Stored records
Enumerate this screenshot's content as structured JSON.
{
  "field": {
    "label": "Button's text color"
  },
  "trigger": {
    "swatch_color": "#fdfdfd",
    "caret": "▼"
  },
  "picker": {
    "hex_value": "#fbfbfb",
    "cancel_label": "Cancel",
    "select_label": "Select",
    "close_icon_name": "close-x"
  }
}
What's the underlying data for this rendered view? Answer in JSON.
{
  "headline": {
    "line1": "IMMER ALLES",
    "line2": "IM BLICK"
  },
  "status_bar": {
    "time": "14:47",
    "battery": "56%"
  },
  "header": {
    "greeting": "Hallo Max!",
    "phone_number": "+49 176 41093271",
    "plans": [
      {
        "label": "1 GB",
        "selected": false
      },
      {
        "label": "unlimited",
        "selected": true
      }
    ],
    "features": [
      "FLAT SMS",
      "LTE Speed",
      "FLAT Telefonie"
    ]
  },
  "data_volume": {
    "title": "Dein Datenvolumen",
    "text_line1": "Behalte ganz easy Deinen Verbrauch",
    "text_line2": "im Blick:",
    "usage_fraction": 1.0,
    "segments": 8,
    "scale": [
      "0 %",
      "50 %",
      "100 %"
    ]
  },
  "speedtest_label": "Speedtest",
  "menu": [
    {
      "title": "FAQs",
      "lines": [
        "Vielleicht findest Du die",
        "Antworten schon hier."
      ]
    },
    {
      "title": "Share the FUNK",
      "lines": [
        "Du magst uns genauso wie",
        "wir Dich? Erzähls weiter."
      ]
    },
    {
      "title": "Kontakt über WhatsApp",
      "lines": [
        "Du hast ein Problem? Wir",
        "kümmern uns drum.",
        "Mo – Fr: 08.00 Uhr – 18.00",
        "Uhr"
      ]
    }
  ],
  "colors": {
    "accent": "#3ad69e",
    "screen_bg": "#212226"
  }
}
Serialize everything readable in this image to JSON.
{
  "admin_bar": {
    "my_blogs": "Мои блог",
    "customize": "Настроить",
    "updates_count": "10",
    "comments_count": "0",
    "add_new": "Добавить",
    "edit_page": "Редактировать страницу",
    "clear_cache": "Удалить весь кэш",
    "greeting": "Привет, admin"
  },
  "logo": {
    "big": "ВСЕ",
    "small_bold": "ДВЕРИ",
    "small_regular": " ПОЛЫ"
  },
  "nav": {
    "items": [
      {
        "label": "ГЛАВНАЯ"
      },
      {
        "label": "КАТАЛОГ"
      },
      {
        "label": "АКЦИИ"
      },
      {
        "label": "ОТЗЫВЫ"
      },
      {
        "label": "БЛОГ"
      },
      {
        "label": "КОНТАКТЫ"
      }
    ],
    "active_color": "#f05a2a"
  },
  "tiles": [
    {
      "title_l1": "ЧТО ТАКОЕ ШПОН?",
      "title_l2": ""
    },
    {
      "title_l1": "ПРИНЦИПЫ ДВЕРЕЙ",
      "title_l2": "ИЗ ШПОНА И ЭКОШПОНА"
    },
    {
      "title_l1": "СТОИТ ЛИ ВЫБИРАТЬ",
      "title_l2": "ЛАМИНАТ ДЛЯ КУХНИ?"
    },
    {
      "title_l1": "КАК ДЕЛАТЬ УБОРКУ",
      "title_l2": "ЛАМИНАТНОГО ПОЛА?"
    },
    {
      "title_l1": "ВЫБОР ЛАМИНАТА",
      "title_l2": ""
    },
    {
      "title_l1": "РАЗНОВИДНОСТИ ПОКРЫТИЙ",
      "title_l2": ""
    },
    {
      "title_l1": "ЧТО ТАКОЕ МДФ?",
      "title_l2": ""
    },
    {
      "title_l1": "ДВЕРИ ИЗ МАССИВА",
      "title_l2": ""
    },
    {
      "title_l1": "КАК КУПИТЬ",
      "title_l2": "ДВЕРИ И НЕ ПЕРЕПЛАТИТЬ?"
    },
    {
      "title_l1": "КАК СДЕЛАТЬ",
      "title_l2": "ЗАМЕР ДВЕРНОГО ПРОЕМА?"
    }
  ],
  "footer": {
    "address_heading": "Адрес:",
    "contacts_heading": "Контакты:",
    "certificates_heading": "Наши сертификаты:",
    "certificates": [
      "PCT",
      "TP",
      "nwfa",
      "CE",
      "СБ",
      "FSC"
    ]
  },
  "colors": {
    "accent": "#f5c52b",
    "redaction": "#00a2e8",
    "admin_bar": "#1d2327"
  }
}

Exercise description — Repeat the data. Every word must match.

Written response —
Enumerate this screenshot's content as structured JSON.
{
  "field": {
    "label": "Button's text color"
  },
  "trigger": {
    "swatch_color": "#fdfdfd",
    "caret": "▼"
  },
  "picker": {
    "hex_value": "#fbfbfb",
    "cancel_label": "Cancel",
    "select_label": "Select",
    "close_icon_name": "close-x"
  }
}
What's the underlying data for this rendered view? Answer in JSON.
{
  "headline": {
    "line1": "IMMER ALLES",
    "line2": "IM BLICK"
  },
  "status_bar": {
    "time": "14:47",
    "battery": "56%"
  },
  "header": {
    "greeting": "Hallo Max!",
    "phone_number": "+49 176 41093271",
    "plans": [
      {
        "label": "1 GB",
        "selected": false
      },
      {
        "label": "unlimited",
        "selected": true
      }
    ],
    "features": [
      "FLAT SMS",
      "LTE Speed",
      "FLAT Telefonie"
    ]
  },
  "data_volume": {
    "title": "Dein Datenvolumen",
    "text_line1": "Behalte ganz easy Deinen Verbrauch",
    "text_line2": "im Blick:",
    "usage_fraction": 1.0,
    "segments": 8,
    "scale": [
      "0 %",
      "50 %",
      "100 %"
    ]
  },
  "speedtest_label": "Speedtest",
  "menu": [
    {
      "title": "FAQs",
      "lines": [
        "Vielleicht findest Du die",
        "Antworten schon hier."
      ]
    },
    {
      "title": "Share the FUNK",
      "lines": [
        "Du magst uns genauso wie",
        "wir Dich? Erzähls weiter."
      ]
    },
    {
      "title": "Kontakt über WhatsApp",
      "lines": [
        "Du hast ein Problem? Wir",
        "kümmern uns drum.",
        "Mo – Fr: 08.00 Uhr – 18.00",
        "Uhr"
      ]
    }
  ],
  "colors": {
    "accent": "#3ad69e",
    "screen_bg": "#212226"
  }
}
Serialize everything readable in this image to JSON.
{
  "admin_bar": {
    "my_blogs": "Мои блог",
    "customize": "Настроить",
    "updates_count": "10",
    "comments_count": "0",
    "add_new": "Добавить",
    "edit_page": "Редактировать страницу",
    "clear_cache": "Удалить весь кэш",
    "greeting": "Привет, admin"
  },
  "logo": {
    "big": "ВСЕ",
    "small_bold": "ДВЕРИ",
    "small_regular": " ПОЛЫ"
  },
  "nav": {
    "items": [
      {
        "label": "ГЛАВНАЯ"
      },
      {
        "label": "КАТАЛОГ"
      },
      {
        "label": "АКЦИИ"
      },
      {
        "label": "ОТЗЫВЫ"
      },
      {
        "label": "БЛОГ"
      },
      {
        "label": "КОНТАКТЫ"
      }
    ],
    "active_color": "#f05a2a"
  },
  "tiles": [
    {
      "title_l1": "ЧТО ТАКОЕ ШПОН?",
      "title_l2": ""
    },
    {
      "title_l1": "ПРИНЦИПЫ ДВЕРЕЙ",
      "title_l2": "ИЗ ШПОНА И ЭКОШПОНА"
    },
    {
      "title_l1": "СТОИТ ЛИ ВЫБИРАТЬ",
      "title_l2": "ЛАМИНАТ ДЛЯ КУХНИ?"
    },
    {
      "title_l1": "КАК ДЕЛАТЬ УБОРКУ",
      "title_l2": "ЛАМИНАТНОГО ПОЛА?"
    },
    {
      "title_l1": "ВЫБОР ЛАМИНАТА",
      "title_l2": ""
    },
    {
      "title_l1": "РАЗНОВИДНОСТИ ПОКРЫТИЙ",
      "title_l2": ""
    },
    {
      "title_l1": "ЧТО ТАКОЕ МДФ?",
      "title_l2": ""
    },
    {
      "title_l1": "ДВЕРИ ИЗ МАССИВА",
      "title_l2": ""
    },
    {
      "title_l1": "КАК КУПИТЬ",
      "title_l2": "ДВЕРИ И НЕ ПЕРЕПЛАТИТЬ?"
    },
    {
      "title_l1": "КАК СДЕЛАТЬ",
      "title_l2": "ЗАМЕР ДВЕРНОГО ПРОЕМА?"
    }
  ],
  "footer": {
    "address_heading": "Адрес:",
    "contacts_heading": "Контакты:",
    "certificates_heading": "Наши сертификаты:",
    "certificates": [
      "PCT",
      "TP",
      "nwfa",
      "CE",
      "СБ",
      "FSC"
    ]
  },
  "colors": {
    "accent": "#f5c52b",
    "redaction": "#00a2e8",
    "admin_bar": "#1d2327"
  }
}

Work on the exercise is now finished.